_Data_:
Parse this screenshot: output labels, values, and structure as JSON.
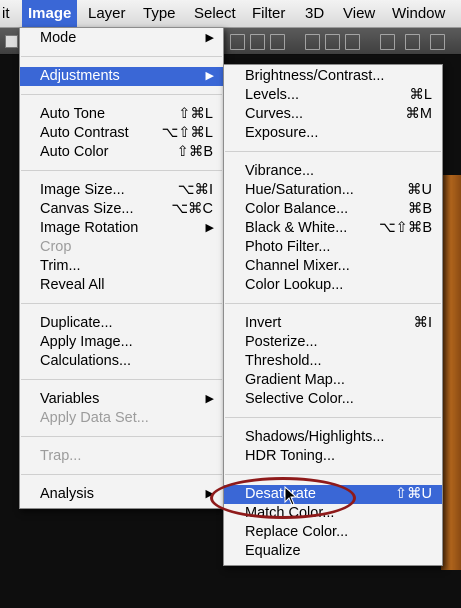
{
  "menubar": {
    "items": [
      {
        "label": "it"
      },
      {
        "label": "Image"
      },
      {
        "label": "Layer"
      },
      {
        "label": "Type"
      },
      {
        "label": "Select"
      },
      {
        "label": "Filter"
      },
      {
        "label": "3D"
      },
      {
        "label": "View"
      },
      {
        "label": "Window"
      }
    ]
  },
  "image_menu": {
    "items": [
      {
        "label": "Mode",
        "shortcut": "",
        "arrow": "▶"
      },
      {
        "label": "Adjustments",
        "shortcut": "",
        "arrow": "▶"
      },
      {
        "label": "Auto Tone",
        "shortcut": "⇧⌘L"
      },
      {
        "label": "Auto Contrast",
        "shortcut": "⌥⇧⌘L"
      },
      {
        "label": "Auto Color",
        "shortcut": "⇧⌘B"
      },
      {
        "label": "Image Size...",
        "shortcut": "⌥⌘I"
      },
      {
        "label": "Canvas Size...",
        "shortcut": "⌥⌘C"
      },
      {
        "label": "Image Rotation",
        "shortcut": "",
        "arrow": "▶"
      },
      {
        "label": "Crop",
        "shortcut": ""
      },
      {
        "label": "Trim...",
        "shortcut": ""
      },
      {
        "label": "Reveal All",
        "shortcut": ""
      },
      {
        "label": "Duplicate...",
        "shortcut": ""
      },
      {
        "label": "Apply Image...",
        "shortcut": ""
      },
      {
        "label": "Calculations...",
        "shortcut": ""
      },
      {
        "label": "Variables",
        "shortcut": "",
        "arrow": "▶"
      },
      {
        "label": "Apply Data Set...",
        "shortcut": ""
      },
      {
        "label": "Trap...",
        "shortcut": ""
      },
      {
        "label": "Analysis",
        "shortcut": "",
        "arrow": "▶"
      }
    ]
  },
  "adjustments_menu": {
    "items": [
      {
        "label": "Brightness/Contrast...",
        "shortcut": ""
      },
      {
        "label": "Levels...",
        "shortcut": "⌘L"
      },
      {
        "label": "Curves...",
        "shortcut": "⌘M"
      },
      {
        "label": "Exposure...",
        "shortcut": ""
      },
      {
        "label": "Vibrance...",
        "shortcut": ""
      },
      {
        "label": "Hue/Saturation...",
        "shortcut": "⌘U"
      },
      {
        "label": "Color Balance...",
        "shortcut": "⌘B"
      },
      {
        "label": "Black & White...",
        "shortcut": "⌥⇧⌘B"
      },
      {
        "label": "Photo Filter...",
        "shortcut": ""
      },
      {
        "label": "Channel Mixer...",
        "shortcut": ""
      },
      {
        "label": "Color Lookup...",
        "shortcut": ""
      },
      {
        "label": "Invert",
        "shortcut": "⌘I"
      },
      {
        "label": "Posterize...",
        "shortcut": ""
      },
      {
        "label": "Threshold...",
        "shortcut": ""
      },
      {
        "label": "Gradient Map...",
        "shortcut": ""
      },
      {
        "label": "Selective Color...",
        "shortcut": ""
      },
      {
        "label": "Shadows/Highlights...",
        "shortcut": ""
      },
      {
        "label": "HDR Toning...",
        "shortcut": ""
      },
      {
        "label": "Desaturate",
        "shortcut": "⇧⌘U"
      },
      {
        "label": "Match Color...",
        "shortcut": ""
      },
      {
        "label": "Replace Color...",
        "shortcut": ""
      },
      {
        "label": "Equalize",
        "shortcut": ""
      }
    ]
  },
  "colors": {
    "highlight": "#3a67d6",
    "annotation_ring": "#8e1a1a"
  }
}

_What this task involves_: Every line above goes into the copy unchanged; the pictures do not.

_The completed task_:
Parse this screenshot: output labels, values, and structure as JSON.
{
  "menubar": {
    "items": [
      {
        "label": "it"
      },
      {
        "label": "Image"
      },
      {
        "label": "Layer"
      },
      {
        "label": "Type"
      },
      {
        "label": "Select"
      },
      {
        "label": "Filter"
      },
      {
        "label": "3D"
      },
      {
        "label": "View"
      },
      {
        "label": "Window"
      }
    ]
  },
  "image_menu": {
    "items": [
      {
        "label": "Mode",
        "shortcut": "",
        "arrow": "▶"
      },
      {
        "label": "Adjustments",
        "shortcut": "",
        "arrow": "▶"
      },
      {
        "label": "Auto Tone",
        "shortcut": "⇧⌘L"
      },
      {
        "label": "Auto Contrast",
        "shortcut": "⌥⇧⌘L"
      },
      {
        "label": "Auto Color",
        "shortcut": "⇧⌘B"
      },
      {
        "label": "Image Size...",
        "shortcut": "⌥⌘I"
      },
      {
        "label": "Canvas Size...",
        "shortcut": "⌥⌘C"
      },
      {
        "label": "Image Rotation",
        "shortcut": "",
        "arrow": "▶"
      },
      {
        "label": "Crop",
        "shortcut": ""
      },
      {
        "label": "Trim...",
        "shortcut": ""
      },
      {
        "label": "Reveal All",
        "shortcut": ""
      },
      {
        "label": "Duplicate...",
        "shortcut": ""
      },
      {
        "label": "Apply Image...",
        "shortcut": ""
      },
      {
        "label": "Calculations...",
        "shortcut": ""
      },
      {
        "label": "Variables",
        "shortcut": "",
        "arrow": "▶"
      },
      {
        "label": "Apply Data Set...",
        "shortcut": ""
      },
      {
        "label": "Trap...",
        "shortcut": ""
      },
      {
        "label": "Analysis",
        "shortcut": "",
        "arrow": "▶"
      }
    ]
  },
  "adjustments_menu": {
    "items": [
      {
        "label": "Brightness/Contrast...",
        "shortcut": ""
      },
      {
        "label": "Levels...",
        "shortcut": "⌘L"
      },
      {
        "label": "Curves...",
        "shortcut": "⌘M"
      },
      {
        "label": "Exposure...",
        "shortcut": ""
      },
      {
        "label": "Vibrance...",
        "shortcut": ""
      },
      {
        "label": "Hue/Saturation...",
        "shortcut": "⌘U"
      },
      {
        "label": "Color Balance...",
        "shortcut": "⌘B"
      },
      {
        "label": "Black & White...",
        "shortcut": "⌥⇧⌘B"
      },
      {
        "label": "Photo Filter...",
        "shortcut": ""
      },
      {
        "label": "Channel Mixer...",
        "shortcut": ""
      },
      {
        "label": "Color Lookup...",
        "shortcut": ""
      },
      {
        "label": "Invert",
        "shortcut": "⌘I"
      },
      {
        "label": "Posterize...",
        "shortcut": ""
      },
      {
        "label": "Threshold...",
        "shortcut": ""
      },
      {
        "label": "Gradient Map...",
        "shortcut": ""
      },
      {
        "label": "Selective Color...",
        "shortcut": ""
      },
      {
        "label": "Shadows/Highlights...",
        "shortcut": ""
      },
      {
        "label": "HDR Toning...",
        "shortcut": ""
      },
      {
        "label": "Desaturate",
        "shortcut": "⇧⌘U"
      },
      {
        "label": "Match Color...",
        "shortcut": ""
      },
      {
        "label": "Replace Color...",
        "shortcut": ""
      },
      {
        "label": "Equalize",
        "shortcut": ""
      }
    ]
  },
  "colors": {
    "highlight": "#3a67d6",
    "annotation_ring": "#8e1a1a"
  }
}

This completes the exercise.